(Excerpt from an email I just received.) This is indeed sad news. I knew Claude extremely well.

We traveled with him on at least one occasion. It was to Japan. I remember one evening, especially. We were having dinner together with some fellow travelers. One of them was very conservative. He made some comments about about inequality in America, supporting the notion. Claude displayed a side of himself that I had never seen before. He became very passionate about the damage that inequality can do to the fabric of society, so passionate, in fact, that he felt the need to excuse himself. That occasion was in April 2003. Some 12 years later his remarks and his well-placed passion seem prescient.

Hyuna and Peter said...

From Facebook:

Hyuna Park: It is a very sad day... a loss for me personally and a huge loss for MIT.

Peter Lewenberg: Sad to hear the news. Claude was all you have said and more. A true gentleman.

Anonymous said...

My condolences on your loss.

Kyle H. said...

I was his neighbor and took care of his lawn and shoveled his driveway. I am forever grateful for his time spent with me and send all my condolences to his family.

Hugh Mann said...

The news was devastating to me. Claude has been the President of our MIT class of 1947 for many years. When I saw him last summer, he did not look well, but I had no idea that he would leave us so soon. Did you know that he was a "Quiz Kid" on the radio program in 1940? In 1946, I was an assistant to Prof. Bispling- hoff and marked student papers. Claude always was correct in his assignments. He was like a brother to me when I lost my daughter in 1886. I will miss him. I have tears in my eyes.

Paul Levy said...

Thanks for writing, Hugh. We were all so lucky to have known him.

Paul Levy said...

A celebration of Claude Brenner's life will be held as follows:

Thursday, March 19
MIT Chapel with reception to follow in 20 Chimneys (3rd floor in the MIT Student Center)

For those coming from off campus, parking will be available at West Garage for a cost of $6 (credit card needed).

Condolence cards may be sent to his significant other for 14 years:
Anne Lowell
88 Foster Street
Cambridge, MA 02138

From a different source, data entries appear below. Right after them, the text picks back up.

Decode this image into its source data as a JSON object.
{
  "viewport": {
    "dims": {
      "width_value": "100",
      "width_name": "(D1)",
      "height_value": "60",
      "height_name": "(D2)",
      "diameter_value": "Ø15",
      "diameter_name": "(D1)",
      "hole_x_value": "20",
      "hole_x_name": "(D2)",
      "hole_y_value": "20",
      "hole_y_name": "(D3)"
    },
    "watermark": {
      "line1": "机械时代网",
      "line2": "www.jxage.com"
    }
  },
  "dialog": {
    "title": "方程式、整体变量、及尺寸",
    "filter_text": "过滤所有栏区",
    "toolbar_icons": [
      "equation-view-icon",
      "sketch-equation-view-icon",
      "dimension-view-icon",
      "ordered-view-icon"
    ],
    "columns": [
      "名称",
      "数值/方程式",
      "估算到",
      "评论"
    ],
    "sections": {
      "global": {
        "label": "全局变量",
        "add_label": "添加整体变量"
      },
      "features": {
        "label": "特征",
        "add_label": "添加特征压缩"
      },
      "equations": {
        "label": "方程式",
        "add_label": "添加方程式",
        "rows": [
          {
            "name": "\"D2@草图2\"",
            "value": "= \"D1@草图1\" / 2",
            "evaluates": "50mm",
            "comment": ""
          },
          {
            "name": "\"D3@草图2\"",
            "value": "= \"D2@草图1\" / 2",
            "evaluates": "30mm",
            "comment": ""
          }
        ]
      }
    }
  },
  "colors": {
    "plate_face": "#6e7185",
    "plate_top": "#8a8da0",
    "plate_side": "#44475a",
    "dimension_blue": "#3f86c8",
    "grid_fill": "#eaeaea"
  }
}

In lieu of flowers, gifts may be made to Lake Forest Academy in Lake Forest, IL or to MIT for the Claude W. Brenner (1947) Scholarship Fund (#3355700) or MIT Hillel (#2010900). Checks to MIT should be mailed to Bonny Kellermann ‘72, Director of Memorial Gifts, 600 Memorial Drive, W98-500, Cambridge, MA 02139. Please indicate the intended designation of your gift and note that it is in memory of Claude Brenner.